== What you have to do ==
Exclude the pictures, then repeat the remaining data exactly.

== Provided records ==
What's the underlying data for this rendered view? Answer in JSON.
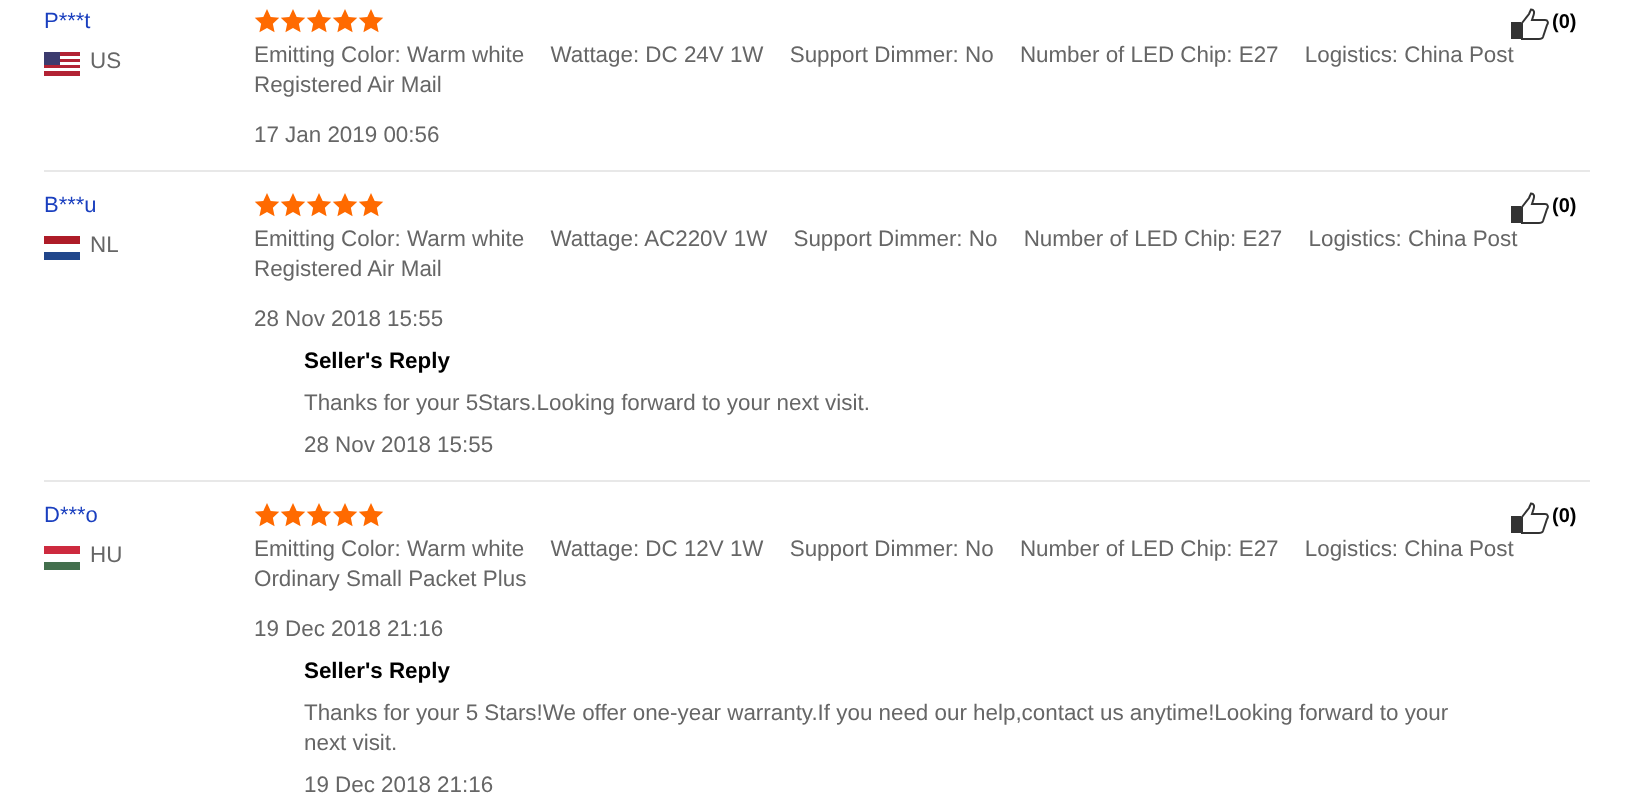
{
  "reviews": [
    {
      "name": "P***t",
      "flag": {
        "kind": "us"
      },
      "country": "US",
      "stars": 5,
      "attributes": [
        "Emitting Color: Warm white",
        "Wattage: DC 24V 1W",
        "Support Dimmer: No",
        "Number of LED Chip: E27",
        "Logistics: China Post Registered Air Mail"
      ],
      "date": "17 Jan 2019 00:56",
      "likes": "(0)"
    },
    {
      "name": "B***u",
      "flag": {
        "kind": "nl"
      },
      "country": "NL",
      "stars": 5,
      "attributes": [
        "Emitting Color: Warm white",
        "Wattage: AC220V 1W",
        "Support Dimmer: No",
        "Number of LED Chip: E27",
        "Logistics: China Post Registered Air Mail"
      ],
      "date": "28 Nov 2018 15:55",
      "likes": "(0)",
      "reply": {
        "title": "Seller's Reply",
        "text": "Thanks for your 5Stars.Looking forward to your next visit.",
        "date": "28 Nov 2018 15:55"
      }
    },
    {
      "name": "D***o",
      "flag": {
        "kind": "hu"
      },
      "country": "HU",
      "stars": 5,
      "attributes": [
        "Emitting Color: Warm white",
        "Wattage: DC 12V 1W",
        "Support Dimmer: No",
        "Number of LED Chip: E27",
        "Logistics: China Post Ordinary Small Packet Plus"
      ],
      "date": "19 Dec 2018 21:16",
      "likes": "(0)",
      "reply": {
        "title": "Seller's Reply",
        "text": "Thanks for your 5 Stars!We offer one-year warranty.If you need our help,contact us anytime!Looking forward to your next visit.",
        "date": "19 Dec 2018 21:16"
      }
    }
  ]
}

== Task output ==
What's the underlying data for this rendered view? Answer in JSON.
{
  "reviews": [
    {
      "name": "P***t",
      "flag": {
        "kind": "us"
      },
      "country": "US",
      "stars": 5,
      "attributes": [
        "Emitting Color: Warm white",
        "Wattage: DC 24V 1W",
        "Support Dimmer: No",
        "Number of LED Chip: E27",
        "Logistics: China Post Registered Air Mail"
      ],
      "date": "17 Jan 2019 00:56",
      "likes": "(0)"
    },
    {
      "name": "B***u",
      "flag": {
        "kind": "nl"
      },
      "country": "NL",
      "stars": 5,
      "attributes": [
        "Emitting Color: Warm white",
        "Wattage: AC220V 1W",
        "Support Dimmer: No",
        "Number of LED Chip: E27",
        "Logistics: China Post Registered Air Mail"
      ],
      "date": "28 Nov 2018 15:55",
      "likes": "(0)",
      "reply": {
        "title": "Seller's Reply",
        "text": "Thanks for your 5Stars.Looking forward to your next visit.",
        "date": "28 Nov 2018 15:55"
      }
    },
    {
      "name": "D***o",
      "flag": {
        "kind": "hu"
      },
      "country": "HU",
      "stars": 5,
      "attributes": [
        "Emitting Color: Warm white",
        "Wattage: DC 12V 1W",
        "Support Dimmer: No",
        "Number of LED Chip: E27",
        "Logistics: China Post Ordinary Small Packet Plus"
      ],
      "date": "19 Dec 2018 21:16",
      "likes": "(0)",
      "reply": {
        "title": "Seller's Reply",
        "text": "Thanks for your 5 Stars!We offer one-year warranty.If you need our help,contact us anytime!Looking forward to your next visit.",
        "date": "19 Dec 2018 21:16"
      }
    }
  ]
}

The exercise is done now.